EU opens formal investigation into Google

November 30, 2010, 2:05 PM UTC

Questions whether the Google has abused its dominance in online search.

The European Commission launched an investigation today to discern whether Google (GOOG) “imposes exclusivity obligations on advertising partners, preventing them from placing certain types of competing ads on their websites, as well as on computer and software vendors, with the aim of shutting out competing search tools,” it said in a statement this morning.

Microsoft Corp. service Ciao, price comparison site Foundem, and French legal search engine logged a complaint earlier this year that Google penalized their search rankings for competing against it.  They also allege that Google blocked accepting rival’s ads.

French, German and U.K. data protection regulators have also tacked on charges that Google has used Streetview cars to collect snippets of data while they logged Wifi hotspots.

Unlike in the US, where Google has some competition form Bing and Yahoo (YHOO) and maintains a 60-70% market share, Google’s share of search in some EU countries approaches and surpasses 90%.

EU regulators have the authority to impose fines of up to 10 percent of revenue for monopoly abuses.  Intel (INTC) and Microsoft (MSFT) have both felt the wrath of the EU in recent years with Intel forfeiting $1.38 billion earlier this year.

On the matter, Google told us, “Since we started Google we have worked hard to do the right thing by our users and our industry–ensuring that ads are always clearly marked, making it easy for users to take their data with them when they switch services and investing heavily in open source projects. But there’s always going to be room for improvement, and so we’ll be working with the Commission to address any concerns.”

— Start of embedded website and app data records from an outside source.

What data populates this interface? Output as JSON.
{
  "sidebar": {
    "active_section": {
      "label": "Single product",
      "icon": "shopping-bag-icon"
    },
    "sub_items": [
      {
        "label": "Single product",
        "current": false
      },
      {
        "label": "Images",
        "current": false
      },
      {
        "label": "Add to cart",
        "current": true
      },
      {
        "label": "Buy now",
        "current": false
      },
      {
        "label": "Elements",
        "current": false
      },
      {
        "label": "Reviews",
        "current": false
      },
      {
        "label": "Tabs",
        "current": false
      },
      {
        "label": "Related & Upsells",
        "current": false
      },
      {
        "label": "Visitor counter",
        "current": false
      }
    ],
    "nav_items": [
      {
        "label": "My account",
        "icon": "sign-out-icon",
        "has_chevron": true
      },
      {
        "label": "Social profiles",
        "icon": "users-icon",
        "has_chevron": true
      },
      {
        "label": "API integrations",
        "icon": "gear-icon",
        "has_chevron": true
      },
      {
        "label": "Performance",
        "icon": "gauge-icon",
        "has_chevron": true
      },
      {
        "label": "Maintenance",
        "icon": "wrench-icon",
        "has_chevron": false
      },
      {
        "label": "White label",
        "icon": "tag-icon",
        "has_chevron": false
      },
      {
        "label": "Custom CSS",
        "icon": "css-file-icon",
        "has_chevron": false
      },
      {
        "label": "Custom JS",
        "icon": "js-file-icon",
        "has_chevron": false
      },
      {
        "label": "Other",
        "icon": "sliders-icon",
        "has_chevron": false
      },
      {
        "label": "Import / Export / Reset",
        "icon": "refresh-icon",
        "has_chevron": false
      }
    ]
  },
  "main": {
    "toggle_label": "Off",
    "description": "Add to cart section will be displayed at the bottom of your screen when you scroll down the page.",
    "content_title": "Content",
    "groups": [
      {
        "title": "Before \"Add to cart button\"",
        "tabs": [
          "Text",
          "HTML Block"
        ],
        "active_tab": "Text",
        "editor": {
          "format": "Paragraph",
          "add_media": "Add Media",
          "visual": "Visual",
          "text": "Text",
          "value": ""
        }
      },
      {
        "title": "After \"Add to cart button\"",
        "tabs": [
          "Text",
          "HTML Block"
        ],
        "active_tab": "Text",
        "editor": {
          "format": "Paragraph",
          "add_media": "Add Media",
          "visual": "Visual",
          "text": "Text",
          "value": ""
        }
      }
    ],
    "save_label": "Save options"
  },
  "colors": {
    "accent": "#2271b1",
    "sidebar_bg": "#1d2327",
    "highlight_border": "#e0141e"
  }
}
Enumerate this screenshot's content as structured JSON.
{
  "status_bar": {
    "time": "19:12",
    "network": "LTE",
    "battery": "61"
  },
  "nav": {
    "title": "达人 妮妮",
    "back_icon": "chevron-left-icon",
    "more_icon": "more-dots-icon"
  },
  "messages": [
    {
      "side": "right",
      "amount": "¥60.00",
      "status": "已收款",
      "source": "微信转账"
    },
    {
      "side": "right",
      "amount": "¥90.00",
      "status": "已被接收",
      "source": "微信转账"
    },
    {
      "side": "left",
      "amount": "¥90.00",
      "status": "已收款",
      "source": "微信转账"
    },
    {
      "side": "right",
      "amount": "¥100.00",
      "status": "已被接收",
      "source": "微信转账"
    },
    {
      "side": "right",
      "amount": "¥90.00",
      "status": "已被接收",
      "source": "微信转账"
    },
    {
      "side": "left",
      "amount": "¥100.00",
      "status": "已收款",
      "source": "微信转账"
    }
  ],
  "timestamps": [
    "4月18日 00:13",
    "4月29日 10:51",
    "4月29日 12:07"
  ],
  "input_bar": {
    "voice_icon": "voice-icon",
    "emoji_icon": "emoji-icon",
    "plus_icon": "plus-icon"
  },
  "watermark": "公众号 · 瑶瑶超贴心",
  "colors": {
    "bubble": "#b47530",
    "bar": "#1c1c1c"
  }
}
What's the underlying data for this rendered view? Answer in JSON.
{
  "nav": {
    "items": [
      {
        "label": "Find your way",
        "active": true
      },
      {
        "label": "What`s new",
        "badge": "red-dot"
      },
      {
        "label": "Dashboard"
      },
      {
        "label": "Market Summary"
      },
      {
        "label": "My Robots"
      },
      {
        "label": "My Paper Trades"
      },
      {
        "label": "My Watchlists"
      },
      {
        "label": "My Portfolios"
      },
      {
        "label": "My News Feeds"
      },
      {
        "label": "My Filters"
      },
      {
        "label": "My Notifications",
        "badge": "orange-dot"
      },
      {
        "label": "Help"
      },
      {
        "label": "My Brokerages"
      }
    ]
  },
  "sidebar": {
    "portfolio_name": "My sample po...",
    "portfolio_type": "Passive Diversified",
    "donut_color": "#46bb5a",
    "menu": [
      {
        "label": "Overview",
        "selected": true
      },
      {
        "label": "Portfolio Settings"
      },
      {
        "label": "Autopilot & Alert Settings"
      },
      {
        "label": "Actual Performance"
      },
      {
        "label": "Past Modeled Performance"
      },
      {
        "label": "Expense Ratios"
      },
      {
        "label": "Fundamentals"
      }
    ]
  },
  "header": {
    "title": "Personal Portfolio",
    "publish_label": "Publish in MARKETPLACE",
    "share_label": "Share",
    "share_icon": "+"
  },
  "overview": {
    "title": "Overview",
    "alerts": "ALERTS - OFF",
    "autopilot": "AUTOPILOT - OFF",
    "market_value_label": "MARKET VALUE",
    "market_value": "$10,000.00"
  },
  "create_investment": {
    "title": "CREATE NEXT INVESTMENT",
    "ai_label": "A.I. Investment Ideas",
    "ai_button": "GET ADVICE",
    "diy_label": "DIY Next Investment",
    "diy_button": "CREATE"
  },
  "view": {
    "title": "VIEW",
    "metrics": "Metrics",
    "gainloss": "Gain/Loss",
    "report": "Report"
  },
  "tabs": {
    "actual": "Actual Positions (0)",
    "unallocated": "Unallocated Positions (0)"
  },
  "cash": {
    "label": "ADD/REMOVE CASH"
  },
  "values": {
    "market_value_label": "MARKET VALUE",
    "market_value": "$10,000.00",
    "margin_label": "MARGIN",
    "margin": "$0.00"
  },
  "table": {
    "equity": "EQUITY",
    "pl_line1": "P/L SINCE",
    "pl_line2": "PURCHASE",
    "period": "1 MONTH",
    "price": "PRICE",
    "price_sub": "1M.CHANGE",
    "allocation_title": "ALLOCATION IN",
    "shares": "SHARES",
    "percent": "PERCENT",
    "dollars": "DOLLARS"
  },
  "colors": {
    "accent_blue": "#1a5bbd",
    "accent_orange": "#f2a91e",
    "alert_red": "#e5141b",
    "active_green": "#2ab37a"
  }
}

For an interesting take on the investigation, Danny Sullivan’s ‘The Incredible Stupidity Of Investigating Google For Acting Like A Search Engine’ is a great read.